In the morning, however, Chéri notices the wrinkles on Léa's face in the harsh light of day, and she sees his doubt. She apologizes to Chéri for "ruining him" and making life too easy on him when they first began their affair. Léa tells Chéri to go back to Edmée, for their age difference would always prevent a true relationship blossoming between them. Tentatively, Chéri leaves as Léa watches, breathlessly hoping he will turn back. Both crestfallen and elated by a new sense of freedom, he walks on, as Léa stares into her mirror at her aging face.

The narrator reflects on the injustice of fate, that Léa was born two decades before her only true love, Chéri. The narrator also reveals that, while he went through World War 1 without a scratch, Chéri later realises that Léa was the only woman he could ever love, and he commits suicide.



The film was released theatrically in France on 8 April 2009 by Pathé Distribution and in the United Kingdom on 8 May 2009 by Pathé's distribution partner Warner Bros. Entertainment UK, and was the first film released under the then-recent theatrical distribution deal between the two companies.[3]

The film was released on DVD in the UK on 21 September 2009 by 20th Century Fox Home Entertainment. As of 2021, Warner Bros. Home Entertainment is currently re-releasing Pathé's film library in the UK.


Chéri was selected for the Berlin Film Festival official competition.[4]

The movie got mixed reviews: The Times of London reviewed the film favourably, describing Hampton's screenplay as a "steady flow of dry quips and acerbic one-liners" and Pfeiffer's performance as "magnetic and subtle, her worldly nonchalance a mask for vulnerability and heartache."[5]

Roger Ebert in the Chicago Sun-Times wrote that it was "fascinating to observe how Pfeiffer controls her face and voice during times of painful hurt."[6]

Kenneth Turan in the Los Angeles Times praised the "wordless scenes that catch Léa unawares, with the camera alone seeing the despair and regret that she hides from the world.

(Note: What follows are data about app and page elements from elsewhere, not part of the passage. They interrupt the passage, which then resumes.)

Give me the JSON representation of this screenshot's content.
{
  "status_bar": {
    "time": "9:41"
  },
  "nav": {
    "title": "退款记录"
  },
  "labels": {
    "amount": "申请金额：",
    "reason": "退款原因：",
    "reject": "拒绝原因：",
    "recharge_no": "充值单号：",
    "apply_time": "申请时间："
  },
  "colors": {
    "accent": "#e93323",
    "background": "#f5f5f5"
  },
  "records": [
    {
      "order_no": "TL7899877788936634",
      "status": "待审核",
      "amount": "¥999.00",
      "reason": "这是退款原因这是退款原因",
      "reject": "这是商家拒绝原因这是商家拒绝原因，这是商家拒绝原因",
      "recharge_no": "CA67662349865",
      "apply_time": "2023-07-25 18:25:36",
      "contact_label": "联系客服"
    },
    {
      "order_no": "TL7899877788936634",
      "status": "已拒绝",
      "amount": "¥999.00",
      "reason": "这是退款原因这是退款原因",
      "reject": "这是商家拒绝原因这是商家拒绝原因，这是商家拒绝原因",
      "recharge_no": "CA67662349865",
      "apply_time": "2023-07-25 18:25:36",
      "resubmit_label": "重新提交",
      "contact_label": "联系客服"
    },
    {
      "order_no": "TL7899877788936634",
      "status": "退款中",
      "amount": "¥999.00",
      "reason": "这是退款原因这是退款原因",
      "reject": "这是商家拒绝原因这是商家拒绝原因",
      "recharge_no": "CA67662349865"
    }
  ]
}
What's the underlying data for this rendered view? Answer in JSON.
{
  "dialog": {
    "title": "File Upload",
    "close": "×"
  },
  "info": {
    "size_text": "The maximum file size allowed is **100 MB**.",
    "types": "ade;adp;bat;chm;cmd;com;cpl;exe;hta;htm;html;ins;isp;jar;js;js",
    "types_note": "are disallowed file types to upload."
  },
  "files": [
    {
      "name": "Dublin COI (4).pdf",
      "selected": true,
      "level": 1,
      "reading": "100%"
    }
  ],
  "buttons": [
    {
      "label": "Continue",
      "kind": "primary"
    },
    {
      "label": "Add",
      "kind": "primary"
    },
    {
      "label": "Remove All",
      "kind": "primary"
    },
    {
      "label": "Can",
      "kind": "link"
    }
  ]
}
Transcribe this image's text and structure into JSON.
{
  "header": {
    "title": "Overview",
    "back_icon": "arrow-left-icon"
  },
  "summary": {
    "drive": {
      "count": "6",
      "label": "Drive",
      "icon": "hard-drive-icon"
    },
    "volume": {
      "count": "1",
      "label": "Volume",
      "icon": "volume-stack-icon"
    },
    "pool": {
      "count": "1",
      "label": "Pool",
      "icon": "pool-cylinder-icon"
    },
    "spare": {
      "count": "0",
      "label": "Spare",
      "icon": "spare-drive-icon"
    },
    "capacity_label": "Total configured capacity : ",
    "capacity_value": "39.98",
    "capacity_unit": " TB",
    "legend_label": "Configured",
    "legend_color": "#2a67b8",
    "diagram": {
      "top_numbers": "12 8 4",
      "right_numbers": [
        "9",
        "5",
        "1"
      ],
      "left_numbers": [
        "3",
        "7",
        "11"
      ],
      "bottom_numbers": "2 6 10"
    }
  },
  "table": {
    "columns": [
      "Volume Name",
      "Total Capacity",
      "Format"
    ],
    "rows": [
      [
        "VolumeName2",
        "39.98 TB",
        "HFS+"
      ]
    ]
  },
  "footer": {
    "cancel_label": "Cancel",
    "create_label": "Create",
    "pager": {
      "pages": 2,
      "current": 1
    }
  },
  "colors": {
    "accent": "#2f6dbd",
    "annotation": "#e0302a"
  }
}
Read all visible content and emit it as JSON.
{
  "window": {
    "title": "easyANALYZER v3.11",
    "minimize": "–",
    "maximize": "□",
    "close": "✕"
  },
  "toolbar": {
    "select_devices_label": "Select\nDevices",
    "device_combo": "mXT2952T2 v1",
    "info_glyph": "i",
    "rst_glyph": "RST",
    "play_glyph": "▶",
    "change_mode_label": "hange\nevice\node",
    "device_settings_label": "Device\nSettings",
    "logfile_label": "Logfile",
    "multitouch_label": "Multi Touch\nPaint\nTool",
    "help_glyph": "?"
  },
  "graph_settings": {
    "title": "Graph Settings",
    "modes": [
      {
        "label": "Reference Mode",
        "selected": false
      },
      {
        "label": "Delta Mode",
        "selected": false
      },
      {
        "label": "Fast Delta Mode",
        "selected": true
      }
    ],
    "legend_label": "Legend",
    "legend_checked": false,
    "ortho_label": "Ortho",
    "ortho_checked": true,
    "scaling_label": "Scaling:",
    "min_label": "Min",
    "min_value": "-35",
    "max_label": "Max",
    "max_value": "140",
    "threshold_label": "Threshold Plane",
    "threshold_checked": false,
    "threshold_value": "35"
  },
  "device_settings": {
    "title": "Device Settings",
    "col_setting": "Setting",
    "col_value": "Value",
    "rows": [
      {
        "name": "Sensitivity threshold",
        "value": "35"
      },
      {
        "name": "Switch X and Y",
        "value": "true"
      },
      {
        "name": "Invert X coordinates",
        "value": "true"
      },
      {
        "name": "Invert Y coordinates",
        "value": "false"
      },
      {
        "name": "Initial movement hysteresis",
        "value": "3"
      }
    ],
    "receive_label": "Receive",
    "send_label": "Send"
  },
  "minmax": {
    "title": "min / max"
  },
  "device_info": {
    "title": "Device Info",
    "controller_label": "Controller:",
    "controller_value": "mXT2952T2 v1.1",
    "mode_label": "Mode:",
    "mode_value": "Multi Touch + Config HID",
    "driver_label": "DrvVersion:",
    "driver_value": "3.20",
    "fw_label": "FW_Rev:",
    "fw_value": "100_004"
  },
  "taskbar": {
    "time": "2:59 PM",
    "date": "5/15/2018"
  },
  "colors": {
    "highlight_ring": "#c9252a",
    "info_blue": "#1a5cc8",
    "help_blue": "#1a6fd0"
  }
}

It's the kind of refined, delicate acting Pfeiffer does so well, and it's a further reminder of how much we've missed her since she's been away."[7]

At Rotten Tomatoes it has a 54% or 'Rotten' rating. Much of the criticism centres on its weak script and poorly executed romance scenes.[8]

At Metacritic, it received "generally favorable reviews" based on 27 critic reviews.[9]


  1. ^ "Cheri (2009)". Box Office Mojo.
  2. ^ Ed Meza (15 January 2009). "Berlin festival adds to main section". Variety. Retrieved 20 February 2009.
  3. ^
  4. ^ "Chéri (2009) – Awards". IMDb.
  5. ^ Dalton, Stephen (11 February 2009). "Chéri review". Times. Retrieved 1 March 2009.
  6. ^ Ebert, Roger (24 June 2009). "Chéri review". Chicago Sun-Times. Retrieved 6 August 2009.
  7. ^ Turan, Kenneth (26 June 2009). "Chéri review". Los Angeles Times. Archived from the original on 28 June 2009. Retrieved 6 August 2009.
  8. ^ "Chéri Movie Reviews, Pictures". Rotten Tomatoes. Retrieved 14 September 2010.
  9. ^ "Chéri Reviews, Ratings, Credits, and More at Metacritic". Metacritic. 10 December 2008. Retrieved 14 September 2010.

External links[edit]